Exercise goal:
Emit the data below verbatim, stripping out any pictures.

(Data listing Opens)

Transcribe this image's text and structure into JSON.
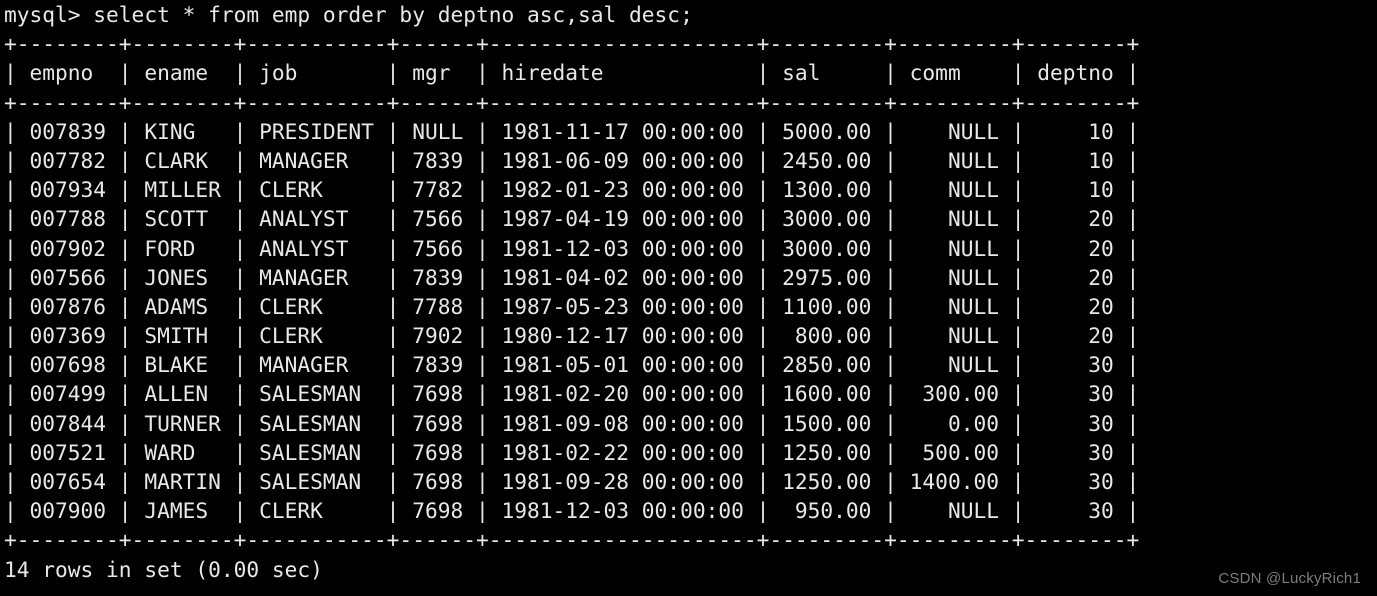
{
  "terminal": {
    "prompt": "mysql> ",
    "query": "select * from emp order by deptno asc,sal desc;",
    "prompt_line": "mysql> select * from emp order by deptno asc,sal desc;",
    "background_color": "#000000",
    "foreground_color": "#e8e8e8"
  },
  "result": {
    "columns": [
      {
        "name": "empno",
        "width": 6,
        "align": "right"
      },
      {
        "name": "ename",
        "width": 6,
        "align": "left"
      },
      {
        "name": "job",
        "width": 9,
        "align": "left"
      },
      {
        "name": "mgr",
        "width": 4,
        "align": "right"
      },
      {
        "name": "hiredate",
        "width": 19,
        "align": "left"
      },
      {
        "name": "sal",
        "width": 7,
        "align": "right"
      },
      {
        "name": "comm",
        "width": 7,
        "align": "right"
      },
      {
        "name": "deptno",
        "width": 6,
        "align": "right"
      }
    ],
    "rows": [
      {
        "empno": "007839",
        "ename": "KING",
        "job": "PRESIDENT",
        "mgr": "NULL",
        "hiredate": "1981-11-17 00:00:00",
        "sal": "5000.00",
        "comm": "NULL",
        "deptno": "10"
      },
      {
        "empno": "007782",
        "ename": "CLARK",
        "job": "MANAGER",
        "mgr": "7839",
        "hiredate": "1981-06-09 00:00:00",
        "sal": "2450.00",
        "comm": "NULL",
        "deptno": "10"
      },
      {
        "empno": "007934",
        "ename": "MILLER",
        "job": "CLERK",
        "mgr": "7782",
        "hiredate": "1982-01-23 00:00:00",
        "sal": "1300.00",
        "comm": "NULL",
        "deptno": "10"
      },
      {
        "empno": "007788",
        "ename": "SCOTT",
        "job": "ANALYST",
        "mgr": "7566",
        "hiredate": "1987-04-19 00:00:00",
        "sal": "3000.00",
        "comm": "NULL",
        "deptno": "20"
      },
      {
        "empno": "007902",
        "ename": "FORD",
        "job": "ANALYST",
        "mgr": "7566",
        "hiredate": "1981-12-03 00:00:00",
        "sal": "3000.00",
        "comm": "NULL",
        "deptno": "20"
      },
      {
        "empno": "007566",
        "ename": "JONES",
        "job": "MANAGER",
        "mgr": "7839",
        "hiredate": "1981-04-02 00:00:00",
        "sal": "2975.00",
        "comm": "NULL",
        "deptno": "20"
      },
      {
        "empno": "007876",
        "ename": "ADAMS",
        "job": "CLERK",
        "mgr": "7788",
        "hiredate": "1987-05-23 00:00:00",
        "sal": "1100.00",
        "comm": "NULL",
        "deptno": "20"
      },
      {
        "empno": "007369",
        "ename": "SMITH",
        "job": "CLERK",
        "mgr": "7902",
        "hiredate": "1980-12-17 00:00:00",
        "sal": "800.00",
        "comm": "NULL",
        "deptno": "20"
      },
      {
        "empno": "007698",
        "ename": "BLAKE",
        "job": "MANAGER",
        "mgr": "7839",
        "hiredate": "1981-05-01 00:00:00",
        "sal": "2850.00",
        "comm": "NULL",
        "deptno": "30"
      },
      {
        "empno": "007499",
        "ename": "ALLEN",
        "job": "SALESMAN",
        "mgr": "7698",
        "hiredate": "1981-02-20 00:00:00",
        "sal": "1600.00",
        "comm": "300.00",
        "deptno": "30"
      },
      {
        "empno": "007844",
        "ename": "TURNER",
        "job": "SALESMAN",
        "mgr": "7698",
        "hiredate": "1981-09-08 00:00:00",
        "sal": "1500.00",
        "comm": "0.00",
        "deptno": "30"
      },
      {
        "empno": "007521",
        "ename": "WARD",
        "job": "SALESMAN",
        "mgr": "7698",
        "hiredate": "1981-02-22 00:00:00",
        "sal": "1250.00",
        "comm": "500.00",
        "deptno": "30"
      },
      {
        "empno": "007654",
        "ename": "MARTIN",
        "job": "SALESMAN",
        "mgr": "7698",
        "hiredate": "1981-09-28 00:00:00",
        "sal": "1250.00",
        "comm": "1400.00",
        "deptno": "30"
      },
      {
        "empno": "007900",
        "ename": "JAMES",
        "job": "CLERK",
        "mgr": "7698",
        "hiredate": "1981-12-03 00:00:00",
        "sal": "950.00",
        "comm": "NULL",
        "deptno": "30"
      }
    ],
    "status": "14 rows in set (0.00 sec)",
    "row_count": 14,
    "elapsed": "0.00 sec"
  },
  "watermark": {
    "text": "CSDN @LuckyRich1"
  }
}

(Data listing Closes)

Finished exercise:
Transcribe this image's text and structure into JSON.
{
  "terminal": {
    "prompt": "mysql> ",
    "query": "select * from emp order by deptno asc,sal desc;",
    "prompt_line": "mysql> select * from emp order by deptno asc,sal desc;",
    "background_color": "#000000",
    "foreground_color": "#e8e8e8"
  },
  "result": {
    "columns": [
      {
        "name": "empno",
        "width": 6,
        "align": "right"
      },
      {
        "name": "ename",
        "width": 6,
        "align": "left"
      },
      {
        "name": "job",
        "width": 9,
        "align": "left"
      },
      {
        "name": "mgr",
        "width": 4,
        "align": "right"
      },
      {
        "name": "hiredate",
        "width": 19,
        "align": "left"
      },
      {
        "name": "sal",
        "width": 7,
        "align": "right"
      },
      {
        "name": "comm",
        "width": 7,
        "align": "right"
      },
      {
        "name": "deptno",
        "width": 6,
        "align": "right"
      }
    ],
    "rows": [
      {
        "empno": "007839",
        "ename": "KING",
        "job": "PRESIDENT",
        "mgr": "NULL",
        "hiredate": "1981-11-17 00:00:00",
        "sal": "5000.00",
        "comm": "NULL",
        "deptno": "10"
      },
      {
        "empno": "007782",
        "ename": "CLARK",
        "job": "MANAGER",
        "mgr": "7839",
        "hiredate": "1981-06-09 00:00:00",
        "sal": "2450.00",
        "comm": "NULL",
        "deptno": "10"
      },
      {
        "empno": "007934",
        "ename": "MILLER",
        "job": "CLERK",
        "mgr": "7782",
        "hiredate": "1982-01-23 00:00:00",
        "sal": "1300.00",
        "comm": "NULL",
        "deptno": "10"
      },
      {
        "empno": "007788",
        "ename": "SCOTT",
        "job": "ANALYST",
        "mgr": "7566",
        "hiredate": "1987-04-19 00:00:00",
        "sal": "3000.00",
        "comm": "NULL",
        "deptno": "20"
      },
      {
        "empno": "007902",
        "ename": "FORD",
        "job": "ANALYST",
        "mgr": "7566",
        "hiredate": "1981-12-03 00:00:00",
        "sal": "3000.00",
        "comm": "NULL",
        "deptno": "20"
      },
      {
        "empno": "007566",
        "ename": "JONES",
        "job": "MANAGER",
        "mgr": "7839",
        "hiredate": "1981-04-02 00:00:00",
        "sal": "2975.00",
        "comm": "NULL",
        "deptno": "20"
      },
      {
        "empno": "007876",
        "ename": "ADAMS",
        "job": "CLERK",
        "mgr": "7788",
        "hiredate": "1987-05-23 00:00:00",
        "sal": "1100.00",
        "comm": "NULL",
        "deptno": "20"
      },
      {
        "empno": "007369",
        "ename": "SMITH",
        "job": "CLERK",
        "mgr": "7902",
        "hiredate": "1980-12-17 00:00:00",
        "sal": "800.00",
        "comm": "NULL",
        "deptno": "20"
      },
      {
        "empno": "007698",
        "ename": "BLAKE",
        "job": "MANAGER",
        "mgr": "7839",
        "hiredate": "1981-05-01 00:00:00",
        "sal": "2850.00",
        "comm": "NULL",
        "deptno": "30"
      },
      {
        "empno": "007499",
        "ename": "ALLEN",
        "job": "SALESMAN",
        "mgr": "7698",
        "hiredate": "1981-02-20 00:00:00",
        "sal": "1600.00",
        "comm": "300.00",
        "deptno": "30"
      },
      {
        "empno": "007844",
        "ename": "TURNER",
        "job": "SALESMAN",
        "mgr": "7698",
        "hiredate": "1981-09-08 00:00:00",
        "sal": "1500.00",
        "comm": "0.00",
        "deptno": "30"
      },
      {
        "empno": "007521",
        "ename": "WARD",
        "job": "SALESMAN",
        "mgr": "7698",
        "hiredate": "1981-02-22 00:00:00",
        "sal": "1250.00",
        "comm": "500.00",
        "deptno": "30"
      },
      {
        "empno": "007654",
        "ename": "MARTIN",
        "job": "SALESMAN",
        "mgr": "7698",
        "hiredate": "1981-09-28 00:00:00",
        "sal": "1250.00",
        "comm": "1400.00",
        "deptno": "30"
      },
      {
        "empno": "007900",
        "ename": "JAMES",
        "job": "CLERK",
        "mgr": "7698",
        "hiredate": "1981-12-03 00:00:00",
        "sal": "950.00",
        "comm": "NULL",
        "deptno": "30"
      }
    ],
    "status": "14 rows in set (0.00 sec)",
    "row_count": 14,
    "elapsed": "0.00 sec"
  },
  "watermark": {
    "text": "CSDN @LuckyRich1"
  }
}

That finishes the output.